“The F2s are very good on shale,” says Wood. “Last Saturday them and the saloons were as good as or better than the Bangers. They were that good – and I’m a Banger person as far as the business.”
And now, of course, there are the repercussions from COVID-19.
“It isn’t just since lockdown in March. It has not just affected promoters for six months, it has affected them since October,” explains Wood, “We shut down at the end of October, beginning of November, so you go through the winter paying rent and all your staff and they’re hardly doing any work, because you can’t cut grass, you can’t paint. What can you do in the winter?
“And just as you are about to open you have to close down again. We couldn’t completely shut the office. We put some on the furlough scheme, but you can’t put all your staff on furlough, because the stadiums would all end up like jungles.
“Imagine shutting a stadium down for four months, especially with the way the weather has been with rain and then the sun?”
But despite the loss of income from lockdown, Wood is prepared to follow through his self-imposed separation from BriSCA F1.
“I will adapt and change,” he says.
As he gets older, Wood is more able to be self-reflective and to admit to his own fallibilities.
“One thing I have learnt, is never close doors behind you,” says Wood. “I’m one of the worst for having a row with people, but 99 per cent of them I end up being good friends with.

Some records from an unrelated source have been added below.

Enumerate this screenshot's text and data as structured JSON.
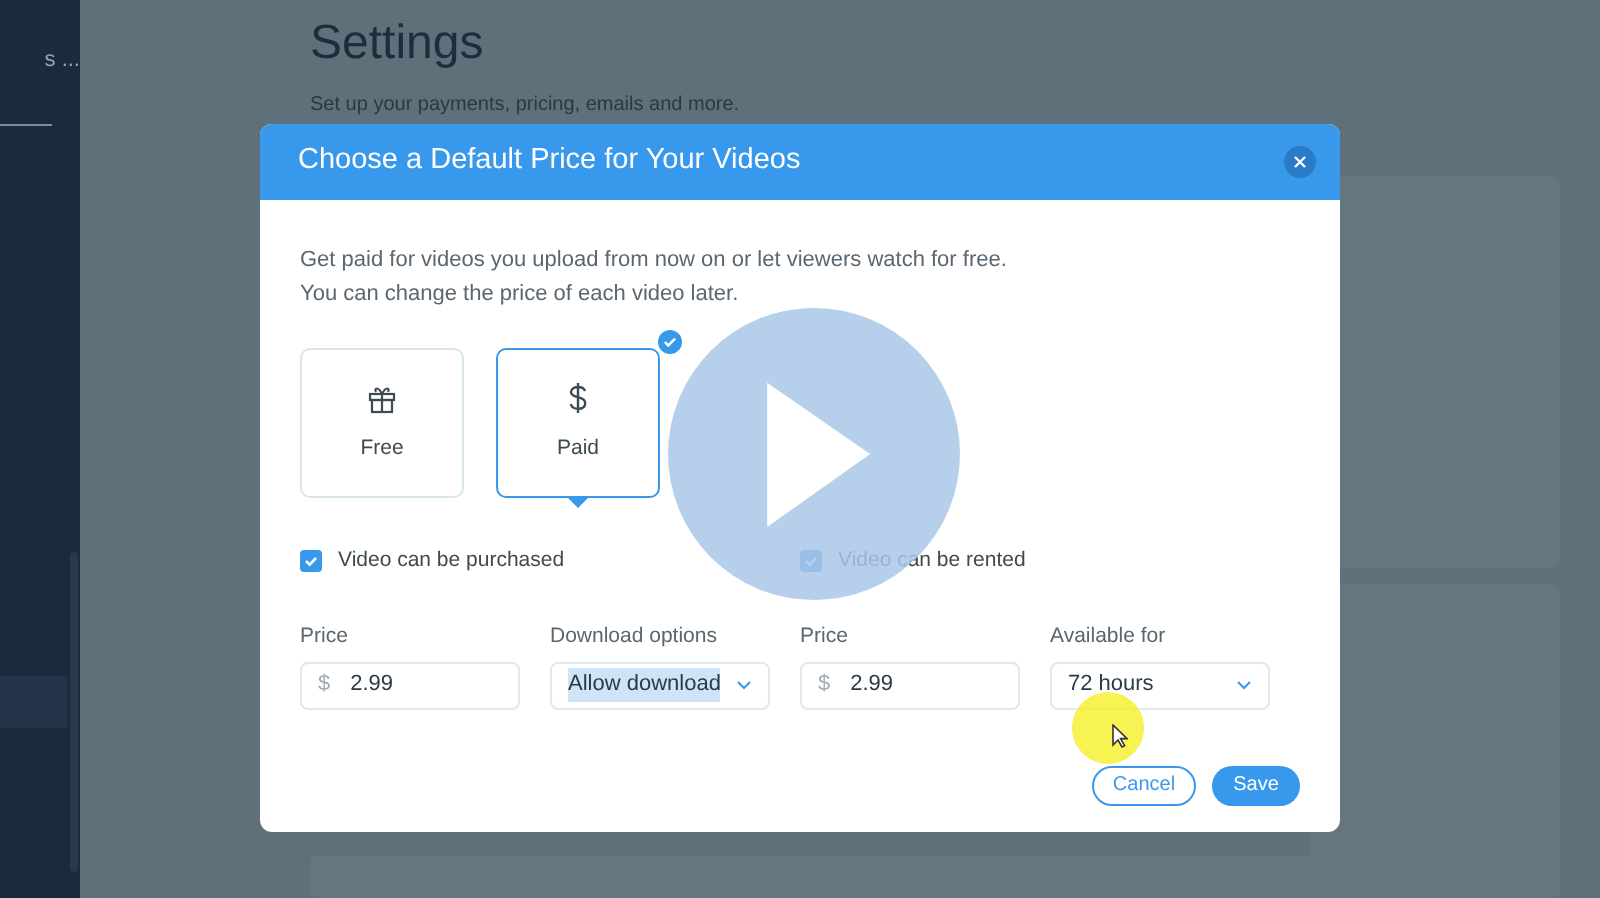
{
  "sidebar": {
    "title": "s ..."
  },
  "page": {
    "title": "Settings",
    "subtitle": "Set up your payments, pricing, emails and more."
  },
  "dialog": {
    "title": "Choose a Default Price for Your Videos",
    "description_lines": [
      "Get paid for videos you upload from now on or let viewers watch for free.",
      "You can change the price of each video later."
    ],
    "price_options": [
      {
        "label": "Free",
        "kind": "gift",
        "selected": false
      },
      {
        "label": "Paid",
        "kind": "dollar",
        "selected": true
      }
    ],
    "checkboxes": [
      {
        "label": "Video can be purchased",
        "checked": true
      },
      {
        "label": "Video can be rented",
        "checked": true
      }
    ],
    "fields": [
      {
        "label": "Price",
        "kind": "price",
        "prefix": "$",
        "value": "2.99"
      },
      {
        "label": "Download options",
        "kind": "select",
        "value": "Allow download",
        "text_selected": true
      },
      {
        "label": "Price",
        "kind": "price",
        "prefix": "$",
        "value": "2.99"
      },
      {
        "label": "Available for",
        "kind": "select",
        "value": "72 hours",
        "text_selected": false
      }
    ],
    "buttons": [
      {
        "label": "Cancel",
        "kind": "secondary"
      },
      {
        "label": "Save",
        "kind": "primary"
      }
    ]
  },
  "player": {
    "play_button": true,
    "cursor_highlight": true
  }
}
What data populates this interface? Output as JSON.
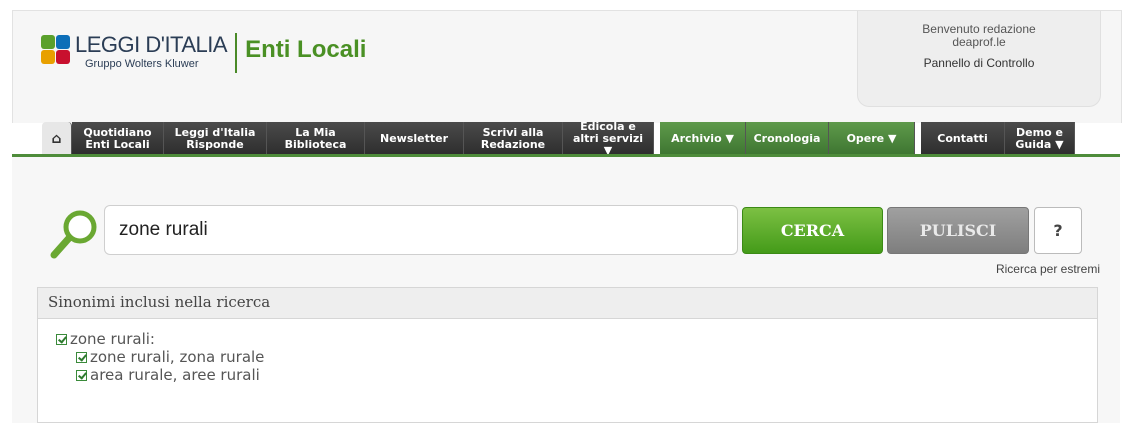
{
  "header": {
    "brand_title": "LEGGI D'ITALIA",
    "brand_subtitle": "Gruppo Wolters Kluwer",
    "product": "Enti Locali"
  },
  "welcome": {
    "line1": "Benvenuto redazione",
    "line2": "deaprof.le",
    "control_panel": "Pannello di Controllo"
  },
  "nav": {
    "home_icon": "home-icon",
    "items": [
      {
        "label": "Quotidiano\nEnti Locali"
      },
      {
        "label": "Leggi d'Italia\nRisponde"
      },
      {
        "label": "La Mia\nBiblioteca"
      },
      {
        "label": "Newsletter"
      },
      {
        "label": "Scrivi alla\nRedazione"
      },
      {
        "label": "Edicola e\naltri servizi\n▼"
      }
    ],
    "green_items": [
      {
        "label": "Archivio ▼"
      },
      {
        "label": "Cronologia"
      },
      {
        "label": "Opere ▼"
      }
    ],
    "right_items": [
      {
        "label": "Contatti"
      },
      {
        "label": "Demo e\nGuida ▼"
      }
    ]
  },
  "search": {
    "value": "zone rurali",
    "cerca_label": "CERCA",
    "pulisci_label": "PULISCI",
    "help_label": "?",
    "estremi_link": "Ricerca per estremi"
  },
  "synonyms": {
    "heading": "Sinonimi inclusi nella ricerca",
    "root": "zone rurali:",
    "items": [
      "zone rurali, zona rurale",
      "area rurale, aree rurali"
    ]
  },
  "colors": {
    "accent_green": "#4a9024",
    "nav_dark": "#3a3a3a"
  }
}
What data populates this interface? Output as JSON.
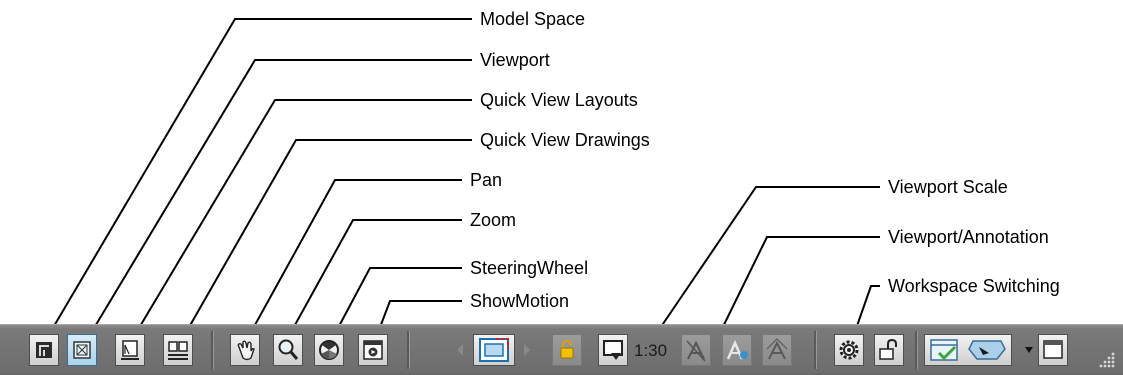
{
  "callouts": [
    {
      "label": "Model Space"
    },
    {
      "label": "Viewport"
    },
    {
      "label": "Quick View Layouts"
    },
    {
      "label": "Quick View Drawings"
    },
    {
      "label": "Pan"
    },
    {
      "label": "Zoom"
    },
    {
      "label": "SteeringWheel"
    },
    {
      "label": "ShowMotion"
    },
    {
      "label": "Viewport Scale"
    },
    {
      "label": "Viewport/Annotation"
    },
    {
      "label": "Workspace Switching"
    }
  ],
  "statusbar": {
    "viewport_scale": "1:30",
    "icons": [
      "model-space-icon",
      "viewport-icon",
      "quick-view-layouts-icon",
      "quick-view-drawings-icon",
      "pan-icon",
      "zoom-icon",
      "steeringwheel-icon",
      "showmotion-icon",
      "prev-arrow-icon",
      "maximize-viewport-icon",
      "next-arrow-icon",
      "lock-icon",
      "viewport-scale-icon",
      "annotation-visibility-icon",
      "annotation-autoscale-icon",
      "annotation-scale-icon",
      "workspace-gear-icon",
      "toolbar-lock-icon",
      "palette-icon",
      "dropdown-arrow-icon",
      "clean-screen-icon",
      "resize-grip-icon"
    ],
    "colors": {
      "bar": "#6d6d6d",
      "button": "#dcdcdc",
      "active": "#b7ddf2",
      "lock": "#e0a000",
      "check": "#3da53d"
    }
  }
}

“You should never shut doors, because you never know when you might need to open them again.
“That’s why I have left this as long as I have to say anything. Long-term my business is to get it right, get it back together. All you need sometimes is an apology. It can go a long way.”
Time will tell whether both Wood and the sport of BriSCA F1 regret or embrace his decision.
Neil Randon 2020
Photos courtesy of Neil Randon and Colin Casserley